right-to-work in Michigan

a day or two ago, the state of Michigan — the cradle, many say, of the American labor movement — rolled out some right-to-work laws. have you heard about right-to-work laws? I’d argue that they’re kind of opaque things; “right to work” sounds pretty straightforward, but, really, the name is just window dressing.

I want to get this down so that I understand it correctly: right-to-work laws makes union dues strictly voluntary. while federal law requires that the wages and benefits a union negotiates with an employer be extended to all employees in a workplace — whether they’re union members or not — right-to-work laws scrap the requirement that non-union workers pay the union a fee for the fruits of those negotiations.

that’s bad for unions. unions need money to be part of the public debate, to wrestle with unfriendly politicians and back those that support labor’s agenda. in the past, they would physically apply leverage with picket lines … but you don’t see too many picket lines anymore because public opinion doesn’t like strikes, and ultimately these are battles for public opinion that unions now fight, about complex, sweeping subjects like economic morality. and public opinion doesn’t just turn on a dime; you’ve got to have a string of victories to get anything going. but with emptier coffers (a fundamental purpose of right-to-work laws) unions will have an even harder time fighting their battles.

anyway, organized labor just took another shot to the chops. and depending on your politics or on your view of economic morality (an admittedly loaded term that I just made up), you might think that’s a good thing. or, hell, you might not even have an opinion; a lot of liberals that I know don’t seem to care about the health of organized labor, and if they do they don’t see any benefit to unionism at all.

this is their prerogative. but, as this academic puts it:

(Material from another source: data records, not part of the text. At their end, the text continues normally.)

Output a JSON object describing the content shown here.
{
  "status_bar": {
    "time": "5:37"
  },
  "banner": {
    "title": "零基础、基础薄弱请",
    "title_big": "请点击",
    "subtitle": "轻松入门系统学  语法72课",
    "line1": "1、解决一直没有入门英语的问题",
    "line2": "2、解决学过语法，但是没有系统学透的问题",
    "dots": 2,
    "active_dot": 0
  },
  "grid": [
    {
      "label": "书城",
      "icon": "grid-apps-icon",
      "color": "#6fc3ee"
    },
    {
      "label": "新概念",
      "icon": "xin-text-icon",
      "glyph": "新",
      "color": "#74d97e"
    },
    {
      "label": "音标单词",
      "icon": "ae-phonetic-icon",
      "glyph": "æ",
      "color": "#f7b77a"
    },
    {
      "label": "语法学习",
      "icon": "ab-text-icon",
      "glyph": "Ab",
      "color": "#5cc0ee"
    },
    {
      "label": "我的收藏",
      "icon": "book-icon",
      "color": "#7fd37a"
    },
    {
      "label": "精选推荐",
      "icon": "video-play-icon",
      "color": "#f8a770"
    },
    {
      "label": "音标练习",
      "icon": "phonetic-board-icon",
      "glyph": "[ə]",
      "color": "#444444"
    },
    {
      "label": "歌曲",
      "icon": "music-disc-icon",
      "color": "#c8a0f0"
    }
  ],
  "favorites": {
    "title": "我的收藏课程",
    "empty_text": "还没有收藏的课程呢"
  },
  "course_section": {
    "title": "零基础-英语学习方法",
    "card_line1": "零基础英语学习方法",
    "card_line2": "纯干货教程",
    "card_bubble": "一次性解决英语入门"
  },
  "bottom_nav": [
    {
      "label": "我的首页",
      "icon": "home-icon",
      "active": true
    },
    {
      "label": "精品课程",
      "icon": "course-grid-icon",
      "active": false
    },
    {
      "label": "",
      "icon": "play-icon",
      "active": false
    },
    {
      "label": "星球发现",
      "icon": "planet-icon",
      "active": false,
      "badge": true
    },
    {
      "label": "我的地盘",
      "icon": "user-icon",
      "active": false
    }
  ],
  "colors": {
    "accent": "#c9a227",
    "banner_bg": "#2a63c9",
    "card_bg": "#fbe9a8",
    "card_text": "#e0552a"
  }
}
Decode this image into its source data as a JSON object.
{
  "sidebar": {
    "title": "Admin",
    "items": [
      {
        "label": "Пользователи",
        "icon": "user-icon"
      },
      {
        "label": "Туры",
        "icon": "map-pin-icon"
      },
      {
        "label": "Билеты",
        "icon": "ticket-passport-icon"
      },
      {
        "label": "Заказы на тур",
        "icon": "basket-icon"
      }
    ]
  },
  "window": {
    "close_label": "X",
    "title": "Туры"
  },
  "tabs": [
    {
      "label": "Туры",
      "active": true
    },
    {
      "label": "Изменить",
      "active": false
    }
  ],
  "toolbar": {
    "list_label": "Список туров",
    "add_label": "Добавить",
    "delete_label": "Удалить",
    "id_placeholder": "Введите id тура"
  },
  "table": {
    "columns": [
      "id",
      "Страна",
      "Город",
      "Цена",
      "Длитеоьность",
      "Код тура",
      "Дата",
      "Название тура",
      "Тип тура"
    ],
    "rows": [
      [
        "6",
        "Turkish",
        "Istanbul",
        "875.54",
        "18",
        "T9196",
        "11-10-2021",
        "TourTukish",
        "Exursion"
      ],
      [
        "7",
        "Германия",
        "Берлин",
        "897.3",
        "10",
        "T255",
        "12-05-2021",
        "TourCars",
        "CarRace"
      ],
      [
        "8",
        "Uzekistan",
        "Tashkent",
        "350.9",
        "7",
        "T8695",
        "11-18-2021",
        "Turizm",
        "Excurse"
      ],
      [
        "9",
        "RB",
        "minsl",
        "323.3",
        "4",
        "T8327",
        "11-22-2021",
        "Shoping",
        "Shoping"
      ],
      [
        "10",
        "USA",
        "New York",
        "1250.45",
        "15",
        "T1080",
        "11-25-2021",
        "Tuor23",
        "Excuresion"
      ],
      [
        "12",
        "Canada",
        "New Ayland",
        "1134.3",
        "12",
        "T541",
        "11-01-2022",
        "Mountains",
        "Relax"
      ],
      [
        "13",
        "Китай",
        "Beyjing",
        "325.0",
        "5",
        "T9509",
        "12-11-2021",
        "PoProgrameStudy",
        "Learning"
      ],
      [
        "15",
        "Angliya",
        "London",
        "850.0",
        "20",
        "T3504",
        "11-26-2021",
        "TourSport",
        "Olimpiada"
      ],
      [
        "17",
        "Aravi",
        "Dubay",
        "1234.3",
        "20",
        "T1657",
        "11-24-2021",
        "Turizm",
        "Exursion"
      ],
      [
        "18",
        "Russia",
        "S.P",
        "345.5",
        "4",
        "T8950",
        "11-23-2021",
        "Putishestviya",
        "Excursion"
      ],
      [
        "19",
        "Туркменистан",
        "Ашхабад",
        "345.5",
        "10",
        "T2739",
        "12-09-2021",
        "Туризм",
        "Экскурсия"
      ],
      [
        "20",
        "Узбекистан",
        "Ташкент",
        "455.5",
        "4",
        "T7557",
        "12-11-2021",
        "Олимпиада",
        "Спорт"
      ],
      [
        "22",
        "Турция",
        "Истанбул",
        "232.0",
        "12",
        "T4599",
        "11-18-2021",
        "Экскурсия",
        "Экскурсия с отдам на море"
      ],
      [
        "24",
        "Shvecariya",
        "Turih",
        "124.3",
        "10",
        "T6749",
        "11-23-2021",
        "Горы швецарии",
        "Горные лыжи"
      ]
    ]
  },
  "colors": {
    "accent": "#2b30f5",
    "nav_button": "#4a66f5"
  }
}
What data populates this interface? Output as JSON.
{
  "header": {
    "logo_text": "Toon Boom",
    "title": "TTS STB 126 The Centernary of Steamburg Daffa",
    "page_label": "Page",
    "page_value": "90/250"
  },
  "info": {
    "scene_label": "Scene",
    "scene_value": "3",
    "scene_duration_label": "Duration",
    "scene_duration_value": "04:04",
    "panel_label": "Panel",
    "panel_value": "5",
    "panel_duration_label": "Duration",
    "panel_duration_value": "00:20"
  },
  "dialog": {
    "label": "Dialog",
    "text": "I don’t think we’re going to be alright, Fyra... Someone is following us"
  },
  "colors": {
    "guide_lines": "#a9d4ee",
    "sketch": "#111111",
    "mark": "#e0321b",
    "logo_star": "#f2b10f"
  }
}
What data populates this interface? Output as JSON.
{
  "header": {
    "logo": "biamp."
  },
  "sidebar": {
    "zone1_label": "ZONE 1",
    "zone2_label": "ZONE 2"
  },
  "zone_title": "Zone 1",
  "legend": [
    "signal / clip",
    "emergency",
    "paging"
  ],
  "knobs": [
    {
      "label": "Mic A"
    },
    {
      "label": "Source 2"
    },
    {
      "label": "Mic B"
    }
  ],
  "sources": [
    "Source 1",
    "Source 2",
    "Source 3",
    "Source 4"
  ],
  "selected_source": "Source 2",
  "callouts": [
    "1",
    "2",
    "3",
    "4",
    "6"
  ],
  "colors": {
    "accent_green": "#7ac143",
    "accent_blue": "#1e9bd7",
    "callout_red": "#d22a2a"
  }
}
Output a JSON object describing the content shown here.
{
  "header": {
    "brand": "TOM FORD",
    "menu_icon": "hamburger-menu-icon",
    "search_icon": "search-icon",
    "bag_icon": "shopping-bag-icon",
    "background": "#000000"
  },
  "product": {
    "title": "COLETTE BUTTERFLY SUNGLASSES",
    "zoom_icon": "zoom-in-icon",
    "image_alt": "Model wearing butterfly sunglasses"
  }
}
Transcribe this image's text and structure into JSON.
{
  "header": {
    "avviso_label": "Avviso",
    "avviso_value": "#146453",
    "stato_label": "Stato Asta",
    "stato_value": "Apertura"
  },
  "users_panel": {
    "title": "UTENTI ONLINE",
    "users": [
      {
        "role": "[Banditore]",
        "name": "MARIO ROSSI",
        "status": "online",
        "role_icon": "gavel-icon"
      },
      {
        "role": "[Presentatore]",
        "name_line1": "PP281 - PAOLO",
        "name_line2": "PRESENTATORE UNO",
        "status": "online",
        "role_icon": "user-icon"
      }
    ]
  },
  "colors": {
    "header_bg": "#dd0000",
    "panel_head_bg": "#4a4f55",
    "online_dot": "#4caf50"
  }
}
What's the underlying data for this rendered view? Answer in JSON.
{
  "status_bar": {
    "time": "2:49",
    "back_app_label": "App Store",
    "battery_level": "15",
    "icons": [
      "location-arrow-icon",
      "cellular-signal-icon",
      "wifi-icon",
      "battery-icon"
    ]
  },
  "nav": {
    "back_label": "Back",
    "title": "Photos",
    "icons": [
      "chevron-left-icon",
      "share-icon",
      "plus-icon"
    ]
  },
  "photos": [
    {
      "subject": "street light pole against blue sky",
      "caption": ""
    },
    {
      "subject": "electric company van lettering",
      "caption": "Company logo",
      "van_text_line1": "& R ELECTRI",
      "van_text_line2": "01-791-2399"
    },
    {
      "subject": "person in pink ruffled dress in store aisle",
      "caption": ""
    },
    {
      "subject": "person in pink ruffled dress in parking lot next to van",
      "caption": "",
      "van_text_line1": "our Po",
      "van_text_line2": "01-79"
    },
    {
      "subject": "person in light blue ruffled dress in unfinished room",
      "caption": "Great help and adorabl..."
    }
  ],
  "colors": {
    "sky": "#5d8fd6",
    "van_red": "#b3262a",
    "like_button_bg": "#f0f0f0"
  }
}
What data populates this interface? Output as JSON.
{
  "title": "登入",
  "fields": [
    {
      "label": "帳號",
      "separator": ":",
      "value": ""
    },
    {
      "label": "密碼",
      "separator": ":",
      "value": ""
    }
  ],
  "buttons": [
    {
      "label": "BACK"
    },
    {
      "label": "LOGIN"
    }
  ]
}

This is the experiment America’s now having. Obama has just won re-election. A liberal president is popular. But juxtapose that with what just happened in Michigan. So the question is, can you have a liberal, progressive America without unions? History says no. For 200 years the existence of the union movement has been wedded to the rise of democracy, to the rise of liberalism. We saw this here, in South Korea, in Spain, in Africa. But now America is moving toward an experiment with whether it can have liberalism without unions. I think the answer is no. But we’ll see.